The much-publicised cyber-attack that hit the NHS and many others on Friday appears to have come out of thin air. The vulnerability of the NHS systems has meant that, in this country at least, our health service appears to have been hit the hardest.
The cause of the outbreak and the vulnerability that it exploited will be documented in great detail over the next few days, but the basic point is that IT systems have bugs and that these bugs need to be patched as they are discovered to keep the system secure. There used to be a mindest in the computing world that you didn’t apply updates until they had been proven elsewhere. The view was that it was better to be ‘behind-the-curve’ and to let others apply updates that might break an otherwise reliable system.
We don’t live in that world any more. There are agencies and individuals who would target and damage your systems, your data and your company for financial gain and it matters not whether you are a large corporate or a local charity.

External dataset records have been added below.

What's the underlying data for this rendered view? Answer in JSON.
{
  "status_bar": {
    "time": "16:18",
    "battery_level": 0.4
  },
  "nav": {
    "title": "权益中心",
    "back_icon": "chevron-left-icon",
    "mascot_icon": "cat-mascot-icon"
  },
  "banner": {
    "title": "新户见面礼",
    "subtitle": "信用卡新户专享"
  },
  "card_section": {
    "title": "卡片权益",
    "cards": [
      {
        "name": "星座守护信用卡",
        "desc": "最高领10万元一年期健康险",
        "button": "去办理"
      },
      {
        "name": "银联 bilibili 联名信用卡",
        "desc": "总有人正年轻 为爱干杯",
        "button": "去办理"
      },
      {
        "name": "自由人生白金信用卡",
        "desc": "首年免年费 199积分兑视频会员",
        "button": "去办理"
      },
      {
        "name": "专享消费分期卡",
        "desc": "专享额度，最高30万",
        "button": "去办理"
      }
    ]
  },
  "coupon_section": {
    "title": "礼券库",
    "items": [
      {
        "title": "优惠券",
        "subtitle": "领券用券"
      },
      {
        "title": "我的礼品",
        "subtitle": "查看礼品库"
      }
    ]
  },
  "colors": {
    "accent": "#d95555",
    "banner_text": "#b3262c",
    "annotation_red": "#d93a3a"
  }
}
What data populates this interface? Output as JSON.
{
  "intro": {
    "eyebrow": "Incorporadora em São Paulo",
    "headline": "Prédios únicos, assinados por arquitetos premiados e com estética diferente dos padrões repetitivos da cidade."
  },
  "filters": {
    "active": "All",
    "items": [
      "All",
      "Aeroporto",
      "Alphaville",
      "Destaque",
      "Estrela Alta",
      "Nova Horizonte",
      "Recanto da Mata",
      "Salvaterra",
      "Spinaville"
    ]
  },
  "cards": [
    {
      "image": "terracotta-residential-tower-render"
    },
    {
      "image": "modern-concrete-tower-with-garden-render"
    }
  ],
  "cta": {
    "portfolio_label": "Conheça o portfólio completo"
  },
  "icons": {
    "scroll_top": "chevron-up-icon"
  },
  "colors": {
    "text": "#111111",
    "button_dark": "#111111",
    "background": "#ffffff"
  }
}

If you run a business or charity, then you are vulnerable, but not completely helpless. The UK government has published what it considers the ’10 steps to cyber security’ and it’s worth a read (link at the bottom of the page). The 10 steps are sensible, but first I think you should focus on just two.
- The first is that you should run your Windows updates and regularly. If your machines have not updated with 14 days then you’re out of date. Run them weekly and then restart the machine to make sure they have applied.
- The second is to understand that something has to happen before you can get infected. You have to open an email, click on a link or plug in a memory stick. Attacks that come through your firewall unprompted are vanishingly rare. Almost all start with an email to an unsuspecting member of staff. You can guard against this by talking to your teams, encouraging scepticism and rewarding those who detect issues.
The government wants you to protect your business. To do this they have developed two accreditations for business, Cyber Essentials and Cyber Essentials plus. We are certified for Cyber Essentials (as indeed all of your major suppliers should be). It demonstrates that we take cyber security seriously and it’s a certification you should consider.
The cost starts at just £300 and we have helped a number of businesses prepare for and achieve the certification. For many small and medium businesses, this also includes free cyber insurance.
What happened on Friday will not be a once in a decade event. Unfortunately, this looks like the new normal and it’s up to UK businesses to take sensible precautions to defend themselves.
If you’d like more help with your cyber defences, more information on the Cyber Essentials scheme or need help testing your current systems – then please do get in touch.
Simon Gray, Turncloud